The symbol of an elk is also adopted by the Independent Order of Foresters (I.O.F.) Originally created for mutual aid and protection (voluntary reciprocal exchange of resources and services for mutual benefit) in 14th century England. It is a mutual organization caring for the sick.
Book memorials are often found in cemeteries. A popular form is the book as a double page spread bearing vital statistics and epitaphs concerning the deceased. A closed book recognizes the fact that the story of the deceased is over.
This gravestone is located in St. Nicholas Churchyard in Dalkeith, Midlothian, Scotland. The inscription has disappeared due to weather erosion which is also attacking the sculptured effigies. Although this stone hosts common mortality symbols of Memento Mori in the hourglass, arrows and the skull the remainder is difficult to interpret.
On a humourous note, the skull on the bottom left appears to be wearing sunglasses.
Is the floating image a mother looking down from Heaven on her children? Note how this figure seems to be casually resting on her hand. Is this actually a female or a male as period dress may indicate? What is the triangular shape the figure is holding in the left hand? Are the cherubs below children or representative of angels?
What are the cherubs holding onto? Is it the wings of a winged effigy or a shroud/drape which denotes mourning and often borders a dedication? Or is the entire scene related to a Fraternity?
What is the boat shaped item? A similar symbol is found in the Old Town Cemeteries in Stirling, Scotland.
Melvin Jonah Lasky was born on Jan. 15, 1920 in the central Bronx at Crotona Park, New York to Jewish immigrants. With origins in an anti-Communist Russian-Jewish community he fought against communism on an intellectual level. He was a literary editor of the anti-Stalinist magazine, the New Leader, at age 22 and was also editor of Berlin Der Monat (The Month launched in Berlin in 1948), which was one of a cluster of magazines promoting a liberal, anti-Communist, pro-American line.
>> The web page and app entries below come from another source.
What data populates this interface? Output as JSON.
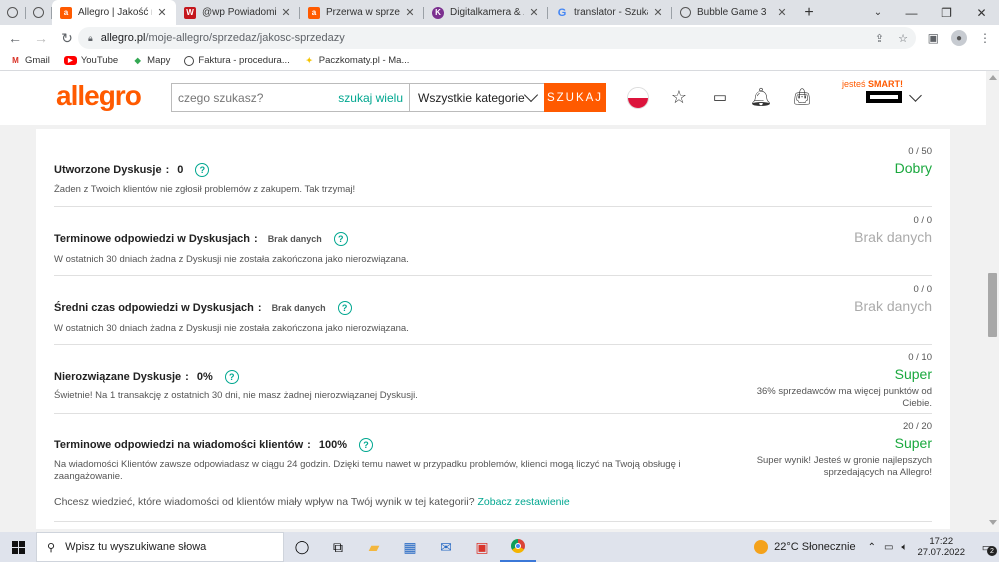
{
  "browser": {
    "tabs": [
      {
        "title": "",
        "icon": "globe-icon",
        "kind": "small"
      },
      {
        "title": "",
        "icon": "globe-icon",
        "kind": "small"
      },
      {
        "title": "Allegro | Jakość mo",
        "icon": "allegro-icon",
        "active": true
      },
      {
        "title": "@wp Powiadomien",
        "icon": "wp-icon"
      },
      {
        "title": "Przerwa w sprzedaż",
        "icon": "allegro-icon"
      },
      {
        "title": "Digitalkamera & Zu",
        "icon": "k-icon"
      },
      {
        "title": "translator - Szukaj w",
        "icon": "google-icon"
      },
      {
        "title": "Bubble Game 3",
        "icon": "globe-icon"
      }
    ],
    "url_host": "allegro.pl",
    "url_path": "/moje-allegro/sprzedaz/jakosc-sprzedazy",
    "bookmarks": [
      {
        "label": "Gmail",
        "icon": "gmail-icon"
      },
      {
        "label": "YouTube",
        "icon": "youtube-icon"
      },
      {
        "label": "Mapy",
        "icon": "maps-icon"
      },
      {
        "label": "Faktura - procedura...",
        "icon": "globe-icon"
      },
      {
        "label": "Paczkomaty.pl - Ma...",
        "icon": "paczkomaty-icon"
      }
    ]
  },
  "site": {
    "logo": "allegro",
    "search_placeholder": "czego szukasz?",
    "search_mode": "szukaj wielu",
    "category": "Wszystkie kategorie",
    "search_button": "SZUKAJ",
    "smart_prefix": "jesteś",
    "smart_label": "SMART!"
  },
  "sections": [
    {
      "title": "Utworzone Dyskusje",
      "value": "0",
      "value_kind": "value",
      "desc": "Żaden z Twoich klientów nie zgłosił problemów z zakupem. Tak trzymaj!",
      "score": "0 / 50",
      "rating": "Dobry",
      "rating_kind": "good",
      "note": ""
    },
    {
      "title": "Terminowe odpowiedzi w Dyskusjach",
      "value": "Brak danych",
      "value_kind": "nodata",
      "desc": "W ostatnich 30 dniach żadna z Dyskusji nie została zakończona jako nierozwiązana.",
      "score": "0 / 0",
      "rating": "Brak danych",
      "rating_kind": "none",
      "note": ""
    },
    {
      "title": "Średni czas odpowiedzi w Dyskusjach",
      "value": "Brak danych",
      "value_kind": "nodata",
      "desc": "W ostatnich 30 dniach żadna z Dyskusji nie została zakończona jako nierozwiązana.",
      "score": "0 / 0",
      "rating": "Brak danych",
      "rating_kind": "none",
      "note": ""
    },
    {
      "title": "Nierozwiązane Dyskusje",
      "value": "0%",
      "value_kind": "value",
      "desc": "Świetnie! Na 1 transakcję z ostatnich 30 dni, nie masz żadnej nierozwiązanej Dyskusji.",
      "score": "0 / 10",
      "rating": "Super",
      "rating_kind": "good",
      "note": "36% sprzedawców ma więcej punktów od Ciebie."
    },
    {
      "title": "Terminowe odpowiedzi na wiadomości klientów",
      "value": "100%",
      "value_kind": "value",
      "desc": "Na wiadomości Klientów zawsze odpowiadasz w ciągu 24 godzin. Dzięki temu nawet w przypadku problemów, klienci mogą liczyć na Twoją obsługę i zaangażowanie.",
      "extra_text": "Chcesz wiedzieć, które wiadomości od klientów miały wpływ na Twój wynik w tej kategorii?",
      "extra_link": "Zobacz zestawienie",
      "score": "20 / 20",
      "rating": "Super",
      "rating_kind": "good",
      "note": "Super wynik! Jesteś w gronie najlepszych sprzedających na Allegro!"
    }
  ],
  "taskbar": {
    "search_placeholder": "Wpisz tu wyszukiwane słowa",
    "weather": "22°C  Słonecznie",
    "time": "17:22",
    "date": "27.07.2022",
    "notifications": "2"
  }
}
The devoutly anti-communist magazine Encounter, which was launched in London in 1953, flourished under his editorship, attracting leading thinkers and writers, but it’s prestige plummeted after 1967 when it was revealed that the magazine received financial support from the CIA.
His books include a widely translated volume on the Hungarian revolution, Reisesnotizen und Tagebucher, Africa For Beginners, Utopia And Revolution, The Use And Abuse Of Sovietology, his autobiography On The Barricades And Off, and Voices in a Revolution.
He died aged 84 on May 19, 2004 in Berlin, Germany and is buried in the Friedhof Heerstrasse in Berlin-Charlottenburg, Germany.